the black ribbon of road unrolls in front of the bus rumbling over the pits along the high altiplano straight under a cold full moon toward lake titicaca and the forgotten churches of the dead jesuits                            with stone phalluses of incans in the courtyard                            it is to dance to lose your mind        under the thunder of        chicha and coca

the desert is the largest nothing you can find in which to lose yourself or              for that moment continuously sought                 tumbling through someone's body

there is also a heavy cranberry silk
like a swollen bullfighter's cloak
that I could wear to
the waterside bistro to sit and watch
the islands










Other Dimensions 

opening your package with moroccan dust among the  book covers, the soft plastic vase that folds up has no water.  the music you sent  chicken blood and hanging goats
crow
the voice of the desert rushes
palaces of mud
at mid night

               the # 97 bus releases its brakes with a sigh on the journey down to the lake, releasing the faint
          tug of gravity in the ravines cut

drums and desert voices
echo in your chest
under the arch of ribs I
read of wormholes

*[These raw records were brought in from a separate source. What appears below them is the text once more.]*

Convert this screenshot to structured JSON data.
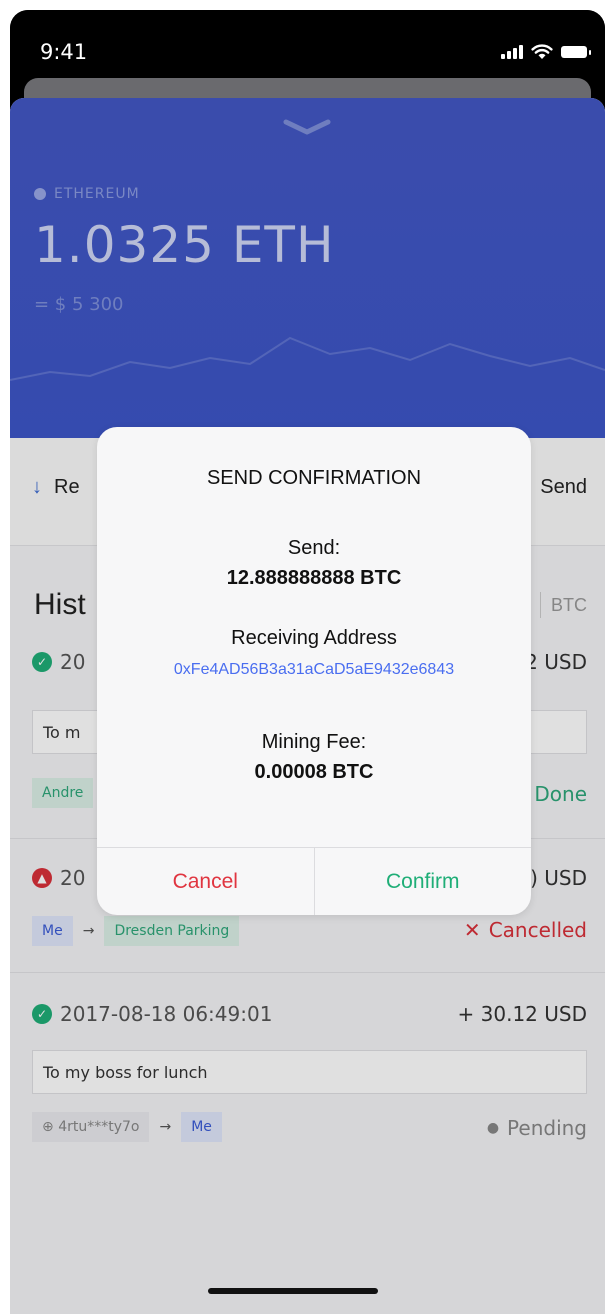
{
  "status_bar": {
    "time": "9:41"
  },
  "wallet": {
    "coin_name": "ETHEREUM",
    "balance": "1.0325 ETH",
    "fiat_value": "= $ 5 300"
  },
  "actions": {
    "receive_label": "Re",
    "send_label": "Send"
  },
  "history": {
    "title": "Hist",
    "currency_usd": "",
    "currency_btc": "BTC",
    "transactions": [
      {
        "date": "20",
        "amount": "2 USD",
        "memo": "To m",
        "tags": [
          "Andre"
        ],
        "status": "Done"
      },
      {
        "date": "20",
        "amount": ") USD",
        "from": "Me",
        "to": "Dresden Parking",
        "status": "Cancelled"
      },
      {
        "date": "2017-08-18 06:49:01",
        "amount": "+ 30.12 USD",
        "memo": "To my boss for lunch",
        "from": "4rtu***ty7o",
        "to": "Me",
        "status": "Pending"
      }
    ]
  },
  "modal": {
    "title": "SEND CONFIRMATION",
    "send_label": "Send:",
    "send_amount": "12.888888888 BTC",
    "address_label": "Receiving Address",
    "address": "0xFe4AD56B3a31aCaD5aE9432e6843",
    "fee_label": "Mining Fee:",
    "fee_amount": "0.00008 BTC",
    "cancel_label": "Cancel",
    "confirm_label": "Confirm"
  },
  "colors": {
    "hero": "#3d56c8",
    "confirm": "#1fae77",
    "cancel": "#e03540",
    "address_link": "#4a6ef0"
  }
}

                      an ambulance cries in the next street, fearful at the intersection
                                                                                                                   of warped passages

perhaps
if I close my eyes
I will reappear
at the top of saqqara
the steps below me
perhaps
if I turn out the light tonight
the smell of mint tea will be there on the edge of
a black hole

                                below the earth you feel the wind in the tunnel  before the roar of the train
                                echoes in this room and the ten or eleven other dimensions are 
                                                                                                                              places to go

wind voice in the throat erupts
fingers on an accordion but not Paris
where will we go?
baguettes and fava beans
mixed with sand
camel heart beats flutter in the stone

                                among green glaciers I listen to the ticking
                                of the white clock above my head, fourth dimension beyond love
                                will it be different in eleven?

 

                                                                                                                                                  Jan 25, 2011 Bookmark and Share